There are lots of reasons to incorporate a meatless meal into the menu rotation, and, at my house, just about everybody has a different motivation. My husband is trying to lose a bit of weight, I'm trimming the food budget, and our teenage daughter frets over meat's environmental impact. Today's Veggie-Bean Medley over Couscous satisfies everyone.
The unexpected flavor combination of cinnamon and cumin delights the taste buds, and reduced-fat coconut milk pulls the whole dish together.
We've featured zucchini, carrots and red bell pepper, but you can use any vegetables you have on hand. Broccoli or cauliflower florets, snow peas, sugar snaps and asparagus would all be terrific. This basic dish can have a different mix of veggies each time you serve it.
Finally, couscous is a nice substitute for rice. It's faster and easy to keep on hand. We've noticed that a few brands are starting to offer a quick-cooking, whole-wheat couscous that's nice for cooks trying to use more whole grains.Regardless of whether you're a vegetarian sometimes or never and for whatever reason, today's recipe is a winner.
Menu suggestion: Veggie-Bean Medley over Couscous
VEGGIE-BEAN MEDLEY OVER COUSCOUS
Start to finish: 20 minutes
1 can (14 ounces) fat-free, reduced-sodium chicken broth
1 1/4 cups water
1 1/2 cups quick-cooking couscous
2 teaspoons olive oil
10 already-peeled baby carrots (for 1/2 cup sliced)
1 large onion (for about 1 cup chopped)
1 medium zucchini (for about 1 cup sliced)
1 medium red, yellow or orange bell pepper
1 tablespoon bottled minced garlic
1 can (14 1/2 ounces) stewed tomatoes (see Cook's note)
1 can (14 ounces) unsweetened, reduced-fat ("lite") coconut milk (see Cook's note)
1/2 teaspoon each dried cumin, ground cinnamon and basil leaves
1/8 teaspoon each black pepper and cayenne pepper, or to taste
1 can (15 ounces) Great Northern beans (see Cook's note)
1 small can (8 ounces) chickpeas
1 tablespoon fresh lime juice
Cook's note: You can also use any type of seasoned diced tomatoes, such as with onion and garlic.

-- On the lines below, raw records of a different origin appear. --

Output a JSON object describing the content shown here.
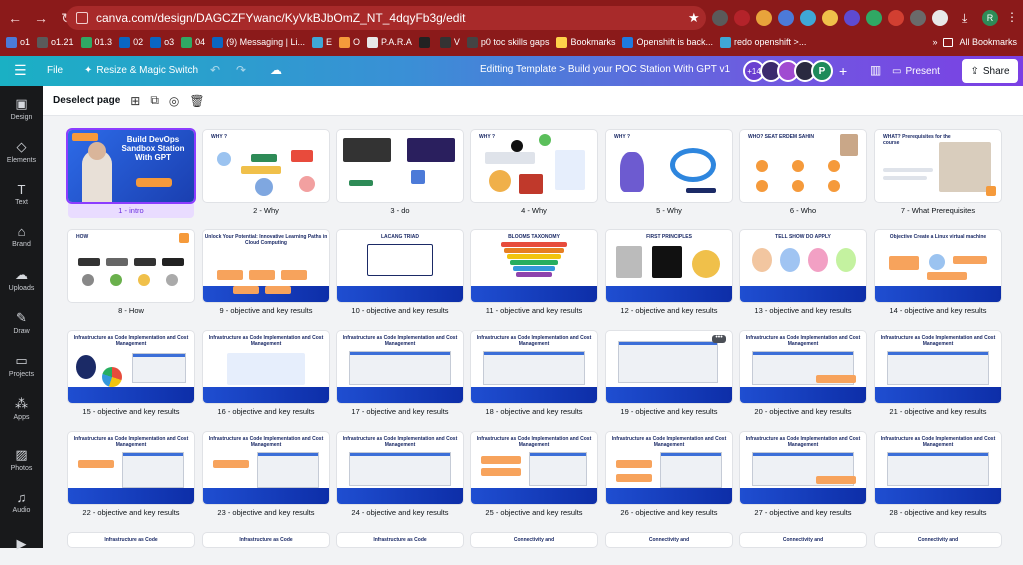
{
  "browser": {
    "url": "canva.com/design/DAGCZFYwanc/KyVkBJbOmZ_NT_4dqyFb3g/edit",
    "bookmarks": [
      "o1",
      "o1.21",
      "01.3",
      "02",
      "o3",
      "04",
      "(9) Messaging | Li...",
      "E",
      "O",
      "P.A.R.A",
      "",
      "V",
      "p0 toc skills gaps",
      "Bookmarks",
      "Openshift is back...",
      "redo openshift >..."
    ],
    "all_bookmarks": "All Bookmarks",
    "profile_initial": "R"
  },
  "appbar": {
    "file": "File",
    "resize": "Resize & Magic Switch",
    "title": "Editting Template > Build your  POC Station With GPT v12<...",
    "collab_count": "+14",
    "avatar_initial": "P",
    "present": "Present",
    "share": "Share"
  },
  "sidebar": [
    {
      "label": "Design",
      "icon": "design-icon",
      "glyph": "▣"
    },
    {
      "label": "Elements",
      "icon": "elements-icon",
      "glyph": "◇"
    },
    {
      "label": "Text",
      "icon": "text-icon",
      "glyph": "T"
    },
    {
      "label": "Brand",
      "icon": "brand-icon",
      "glyph": "⌂"
    },
    {
      "label": "Uploads",
      "icon": "uploads-icon",
      "glyph": "☁"
    },
    {
      "label": "Draw",
      "icon": "draw-icon",
      "glyph": "✎"
    },
    {
      "label": "Projects",
      "icon": "projects-icon",
      "glyph": "▭"
    },
    {
      "label": "Apps",
      "icon": "apps-icon",
      "glyph": "⁂"
    },
    {
      "label": "Photos",
      "icon": "photos-icon",
      "glyph": "▨"
    },
    {
      "label": "Audio",
      "icon": "audio-icon",
      "glyph": "♫"
    },
    {
      "label": "",
      "icon": "videos-icon",
      "glyph": "▶"
    }
  ],
  "toolbar": {
    "deselect": "Deselect page"
  },
  "slides": [
    {
      "label": "1 - intro",
      "kind": "cover",
      "title": "Build DevOps Sandbox Station With GPT"
    },
    {
      "label": "2 - Why",
      "kind": "why",
      "title": "WHY ?"
    },
    {
      "label": "3 - do",
      "kind": "do",
      "title": ""
    },
    {
      "label": "4 - Why",
      "kind": "why2",
      "title": "WHY ?"
    },
    {
      "label": "5 - Why",
      "kind": "why3",
      "title": "WHY ?"
    },
    {
      "label": "6 - Who",
      "kind": "who",
      "title": "WHO? SEAT ERDEM  SAHIN"
    },
    {
      "label": "7 - What Prerequisites",
      "kind": "what",
      "title": "WHAT? Prerequisites for the course"
    },
    {
      "label": "8 - How",
      "kind": "how",
      "title": "HOW"
    },
    {
      "label": "9 - objective and key results",
      "kind": "okr",
      "title": "Unlock Your Potential: Innovative Learning Paths in Cloud Computing"
    },
    {
      "label": "10 - objective and key results",
      "kind": "okr",
      "title": "LACANG TRIAD"
    },
    {
      "label": "11 - objective and key results",
      "kind": "okr",
      "title": "BLOOMS TAXONOMY"
    },
    {
      "label": "12 - objective and key results",
      "kind": "okr",
      "title": "FIRST PRINCIPLES"
    },
    {
      "label": "13 - objective and key results",
      "kind": "okr",
      "title": "TELL SHOW DO APPLY"
    },
    {
      "label": "14 - objective and key results",
      "kind": "okr",
      "title": "Objective Create a Linux virtual machine"
    },
    {
      "label": "15 - objective and key results",
      "kind": "iac",
      "title": "Infrastructure as Code Implementation and Cost Management"
    },
    {
      "label": "16 - objective and key results",
      "kind": "iac",
      "title": "Infrastructure as Code Implementation and Cost Management"
    },
    {
      "label": "17 - objective and key results",
      "kind": "iac",
      "title": "Infrastructure as Code Implementation and Cost Management"
    },
    {
      "label": "18 - objective and key results",
      "kind": "iac",
      "title": "Infrastructure as Code Implementation and Cost Management"
    },
    {
      "label": "19 - objective and key results",
      "kind": "iac",
      "title": ""
    },
    {
      "label": "20 - objective and key results",
      "kind": "iac",
      "title": "Infrastructure as Code Implementation and Cost Management"
    },
    {
      "label": "21 - objective and key results",
      "kind": "iac",
      "title": "Infrastructure as Code Implementation and Cost Management"
    },
    {
      "label": "22 - objective and key results",
      "kind": "iac",
      "title": "Infrastructure as Code Implementation and Cost Management"
    },
    {
      "label": "23 - objective and key results",
      "kind": "iac",
      "title": "Infrastructure as Code Implementation and Cost Management"
    },
    {
      "label": "24 - objective and key results",
      "kind": "iac",
      "title": "Infrastructure as Code Implementation and Cost Management"
    },
    {
      "label": "25 - objective and key results",
      "kind": "iac",
      "title": "Infrastructure as Code Implementation and Cost Management"
    },
    {
      "label": "26 - objective and key results",
      "kind": "iac",
      "title": "Infrastructure as Code Implementation and Cost Management"
    },
    {
      "label": "27 - objective and key results",
      "kind": "iac",
      "title": "Infrastructure as Code Implementation and Cost Management"
    },
    {
      "label": "28 - objective and key results",
      "kind": "iac",
      "title": "Infrastructure as Code Implementation and Cost Management"
    },
    {
      "label": "",
      "kind": "partial",
      "title": "Infrastructure as Code"
    },
    {
      "label": "",
      "kind": "partial",
      "title": "Infrastructure as Code"
    },
    {
      "label": "",
      "kind": "partial",
      "title": "Infrastructure as Code"
    },
    {
      "label": "",
      "kind": "partial",
      "title": "Connectivity and"
    },
    {
      "label": "",
      "kind": "partial",
      "title": "Connectivity and"
    },
    {
      "label": "",
      "kind": "partial",
      "title": "Connectivity and"
    },
    {
      "label": "",
      "kind": "partial",
      "title": "Connectivity and"
    }
  ],
  "selected_slide": 1,
  "colors": {
    "accent": "#8b3dff",
    "browser": "#8b1a1a",
    "slide_band": "#1f4ed1",
    "orange": "#f59a3b"
  }
}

Look for reduced-fat or "lite" coconut milk in the Asian section of the supermarket. If you can't find lite, regular works, too. (This is not the same as sweetened coconut milk, commonly used in mixed drinks.)
The exact size of canned beans can vary from brand to brand. The exact amount doesn't matter so long as it's about 15 ounces.

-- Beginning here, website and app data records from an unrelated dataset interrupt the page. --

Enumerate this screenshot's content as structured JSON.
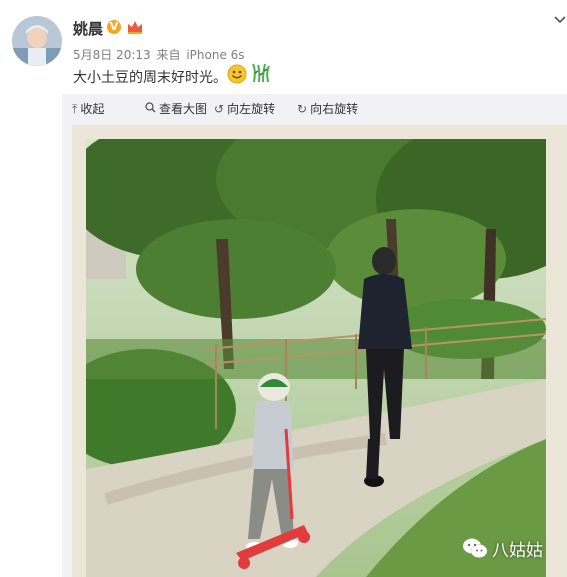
{
  "post": {
    "username": "姚晨",
    "verified_badge": "V",
    "date": "5月8日 20:13",
    "source_prefix": "来自",
    "source": "iPhone 6s",
    "text": "大小土豆的周末好时光。"
  },
  "toolbar": {
    "collapse_label": "收起",
    "view_large_label": "查看大图",
    "rotate_left_label": "向左旋转",
    "rotate_right_label": "向右旋转"
  },
  "watermark": {
    "text": "八姑姑"
  },
  "icons": [
    "avatar",
    "verified-badge-icon",
    "crown-icon",
    "smile-emoji-icon",
    "grass-emoji-icon",
    "chevron-down-icon",
    "collapse-up-icon",
    "zoom-icon",
    "rotate-left-icon",
    "rotate-right-icon",
    "wechat-icon"
  ],
  "colors": {
    "username": "#333333",
    "meta": "#808080",
    "toolbar_bg": "#f2f2f5",
    "badge": "#f5a623"
  }
}
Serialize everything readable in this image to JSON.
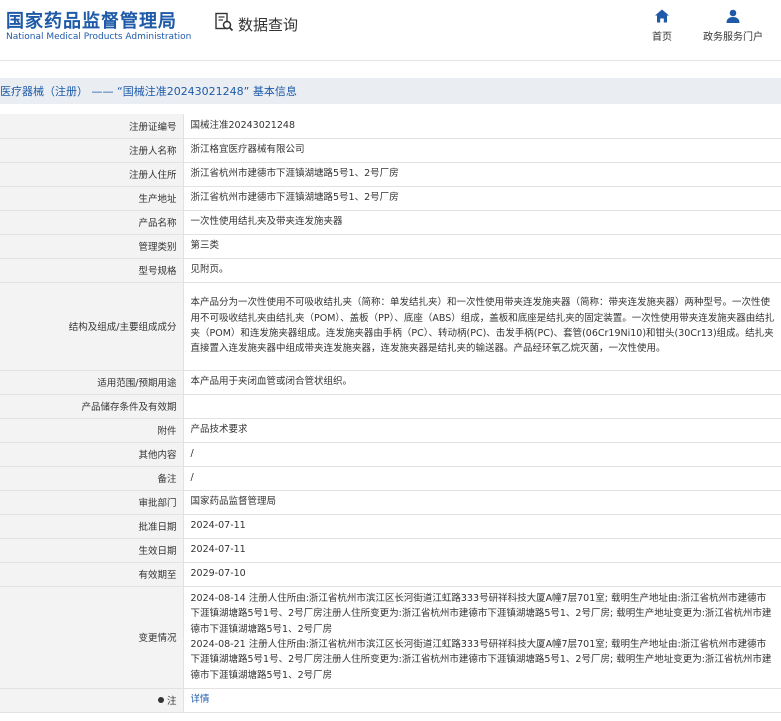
{
  "header": {
    "logo_cn": "国家药品监督管理局",
    "logo_en": "National Medical Products Administration",
    "query_label": "数据查询",
    "nav": [
      {
        "label": "首页",
        "icon": "home-icon"
      },
      {
        "label": "政务服务门户",
        "icon": "user-icon"
      }
    ]
  },
  "breadcrumb": "医疗器械（注册） —— “国械注准20243021248” 基本信息",
  "rows": [
    {
      "key": "注册证编号",
      "value": "国械注准20243021248"
    },
    {
      "key": "注册人名称",
      "value": "浙江格宜医疗器械有限公司"
    },
    {
      "key": "注册人住所",
      "value": "浙江省杭州市建德市下涯镇湖塘路5号1、2号厂房"
    },
    {
      "key": "生产地址",
      "value": "浙江省杭州市建德市下涯镇湖塘路5号1、2号厂房"
    },
    {
      "key": "产品名称",
      "value": "一次性使用结扎夹及带夹连发施夹器"
    },
    {
      "key": "管理类别",
      "value": "第三类"
    },
    {
      "key": "型号规格",
      "value": "见附页。"
    },
    {
      "key": "结构及组成/主要组成成分",
      "value": "本产品分为一次性使用不可吸收结扎夹（简称：单发结扎夹）和一次性使用带夹连发施夹器（简称：带夹连发施夹器）两种型号。一次性使用不可吸收结扎夹由结扎夹（POM）、盖板（PP）、底座（ABS）组成，盖板和底座是结扎夹的固定装置。一次性使用带夹连发施夹器由结扎夹（POM）和连发施夹器组成。连发施夹器由手柄（PC）、转动柄(PC)、击发手柄(PC)、套管(06Cr19Ni10)和钳头(30Cr13)组成。结扎夹直接置入连发施夹器中组成带夹连发施夹器，连发施夹器是结扎夹的输送器。产品经环氧乙烷灭菌，一次性使用。"
    },
    {
      "key": "适用范围/预期用途",
      "value": "本产品用于夹闭血管或闭合管状组织。"
    },
    {
      "key": "产品储存条件及有效期",
      "value": ""
    },
    {
      "key": "附件",
      "value": "产品技术要求"
    },
    {
      "key": "其他内容",
      "value": "/"
    },
    {
      "key": "备注",
      "value": "/"
    },
    {
      "key": "审批部门",
      "value": "国家药品监督管理局"
    },
    {
      "key": "批准日期",
      "value": "2024-07-11"
    },
    {
      "key": "生效日期",
      "value": "2024-07-11"
    },
    {
      "key": "有效期至",
      "value": "2029-07-10"
    }
  ],
  "change_row": {
    "key": "变更情况",
    "entries": [
      "2024-08-14 注册人住所由:浙江省杭州市滨江区长河街道江虹路333号研祥科技大厦A幢7层701室; 载明生产地址由:浙江省杭州市建德市下涯镇湖塘路5号1号、2号厂房注册人住所变更为:浙江省杭州市建德市下涯镇湖塘路5号1、2号厂房; 载明生产地址变更为:浙江省杭州市建德市下涯镇湖塘路5号1、2号厂房",
      "2024-08-21 注册人住所由:浙江省杭州市滨江区长河街道江虹路333号研祥科技大厦A幢7层701室; 载明生产地址由:浙江省杭州市建德市下涯镇湖塘路5号1号、2号厂房注册人住所变更为:浙江省杭州市建德市下涯镇湖塘路5号1、2号厂房; 载明生产地址变更为:浙江省杭州市建德市下涯镇湖塘路5号1、2号厂房"
    ]
  },
  "note_row": {
    "key": "注",
    "link": "详情"
  }
}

Bring the broth and water to a boil in a covered 2-quart saucepan over high heat. Stir in the couscous, cover the pan, and remove it from the heat until ready to serve.
Meanwhile, heat the oil in a 12-inch, extra-deep skillet over medium heat. Slice the carrots, adding them to the skillet as you cut. Peel and very coarsely chop the onion, adding it to the skillet as you chop. Cook, stirring from time to time. Cut the zucchini into roughly 1/4-inch thick slices, and add them to the skillet. Seed the bell pepper, and cut it into 1/4-inch thick strips. Cut the strips in half, and add them to the skillet. Add the garlic. Stir and cook until the vegetables begin to soften, about 2 minutes more.

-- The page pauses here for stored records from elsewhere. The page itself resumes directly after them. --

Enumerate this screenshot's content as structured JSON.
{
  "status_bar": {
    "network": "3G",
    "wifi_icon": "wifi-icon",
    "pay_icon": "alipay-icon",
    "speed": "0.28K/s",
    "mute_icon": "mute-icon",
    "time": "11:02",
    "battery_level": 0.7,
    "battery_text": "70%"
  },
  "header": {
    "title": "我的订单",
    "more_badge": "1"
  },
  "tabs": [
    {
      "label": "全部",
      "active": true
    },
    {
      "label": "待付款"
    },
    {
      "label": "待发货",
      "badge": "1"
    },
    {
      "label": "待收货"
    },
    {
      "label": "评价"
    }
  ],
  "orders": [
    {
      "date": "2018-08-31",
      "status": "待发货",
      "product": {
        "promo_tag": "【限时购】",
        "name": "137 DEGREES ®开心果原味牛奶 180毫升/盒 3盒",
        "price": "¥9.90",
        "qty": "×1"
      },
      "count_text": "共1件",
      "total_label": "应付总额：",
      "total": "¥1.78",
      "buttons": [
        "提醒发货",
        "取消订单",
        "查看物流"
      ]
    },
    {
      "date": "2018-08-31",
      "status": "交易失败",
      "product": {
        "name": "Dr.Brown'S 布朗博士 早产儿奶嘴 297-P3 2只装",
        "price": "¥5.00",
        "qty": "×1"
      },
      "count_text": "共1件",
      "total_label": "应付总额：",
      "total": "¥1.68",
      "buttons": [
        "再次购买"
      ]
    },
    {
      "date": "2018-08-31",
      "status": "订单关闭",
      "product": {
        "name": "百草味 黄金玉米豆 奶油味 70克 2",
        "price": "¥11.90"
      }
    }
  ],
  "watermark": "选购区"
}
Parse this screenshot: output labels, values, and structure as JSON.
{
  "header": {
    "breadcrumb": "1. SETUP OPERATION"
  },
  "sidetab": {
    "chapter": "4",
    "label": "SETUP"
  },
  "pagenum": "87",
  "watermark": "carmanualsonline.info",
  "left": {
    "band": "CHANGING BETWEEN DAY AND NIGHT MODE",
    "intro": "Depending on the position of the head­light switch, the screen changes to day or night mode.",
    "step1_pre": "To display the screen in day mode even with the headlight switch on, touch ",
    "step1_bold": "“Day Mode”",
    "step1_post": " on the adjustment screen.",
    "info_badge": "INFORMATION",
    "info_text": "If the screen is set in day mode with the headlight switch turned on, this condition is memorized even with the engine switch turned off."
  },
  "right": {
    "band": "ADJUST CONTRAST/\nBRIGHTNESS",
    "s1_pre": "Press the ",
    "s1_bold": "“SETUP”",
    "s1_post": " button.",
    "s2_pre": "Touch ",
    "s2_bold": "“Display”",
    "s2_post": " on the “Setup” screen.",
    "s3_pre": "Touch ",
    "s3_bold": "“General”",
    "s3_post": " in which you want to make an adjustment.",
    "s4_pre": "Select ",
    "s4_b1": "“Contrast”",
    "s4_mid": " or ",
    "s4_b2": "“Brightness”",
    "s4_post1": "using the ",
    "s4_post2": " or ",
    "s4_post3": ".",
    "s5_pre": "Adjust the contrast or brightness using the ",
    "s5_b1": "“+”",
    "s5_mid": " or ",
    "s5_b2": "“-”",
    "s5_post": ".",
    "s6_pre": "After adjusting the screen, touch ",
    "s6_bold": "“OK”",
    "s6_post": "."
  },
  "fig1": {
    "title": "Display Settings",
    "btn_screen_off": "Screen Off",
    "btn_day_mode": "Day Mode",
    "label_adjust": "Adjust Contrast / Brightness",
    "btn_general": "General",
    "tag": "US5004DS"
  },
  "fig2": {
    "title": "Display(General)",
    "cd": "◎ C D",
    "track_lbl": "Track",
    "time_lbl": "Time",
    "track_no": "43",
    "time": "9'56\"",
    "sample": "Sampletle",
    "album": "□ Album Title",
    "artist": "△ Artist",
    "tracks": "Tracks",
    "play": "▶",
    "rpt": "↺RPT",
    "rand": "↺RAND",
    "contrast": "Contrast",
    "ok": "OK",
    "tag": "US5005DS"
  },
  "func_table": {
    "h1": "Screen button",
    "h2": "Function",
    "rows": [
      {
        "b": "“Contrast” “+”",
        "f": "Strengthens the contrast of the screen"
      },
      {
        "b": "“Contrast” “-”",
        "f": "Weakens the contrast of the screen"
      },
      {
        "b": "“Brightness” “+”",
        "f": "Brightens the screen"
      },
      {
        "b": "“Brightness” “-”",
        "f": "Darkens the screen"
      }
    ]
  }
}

Stir in the tomatoes with their juices, coconut milk and all of the spices. Stir well, and bring the mixture to a moderate boil. Pour the beans and chickpeas into a colander, and rinse well. Drain and shake the colander to remove as much water as possible. Add the beans, chickpeas and lime juice to the skillet, and stir gently to incorporate well. Cook until the mixture thickens a little, about 3 minutes.
To serve, fluff the couscous with a fork, and spoon a bed of it into the middle of each plate. Spoon some vegetables and sauce over the couscous. Garnish with a sprinkle of the minced cilantro or parsley, if desired.Yield: 6 servings (Leftovers can be refrigerated and reheated in the microwave.)
Approximate values per serving: 364 calories (16 percent from fat), 7 g fat (4 g saturated), 0 mg cholesterol, 14 g protein, 64 g carbohydrates, 10 g dietary fiber, 364 mg sodium.
Beverly Mills and Alicia Ross are co-authors of "Desperation Dinners!" (Workman, 1997), "Desperation Entertaining!" (Workman, 2002) and "Cheap.Fast.Good!" (Workman, 2006). Contact them at Desperation Dinners, c/o United Media, 200 Madison Ave., New York, NY 10016. Or visit the Desperation Dinners Web site at www.desperationdinners.com. © United Feature Syndicate Inc.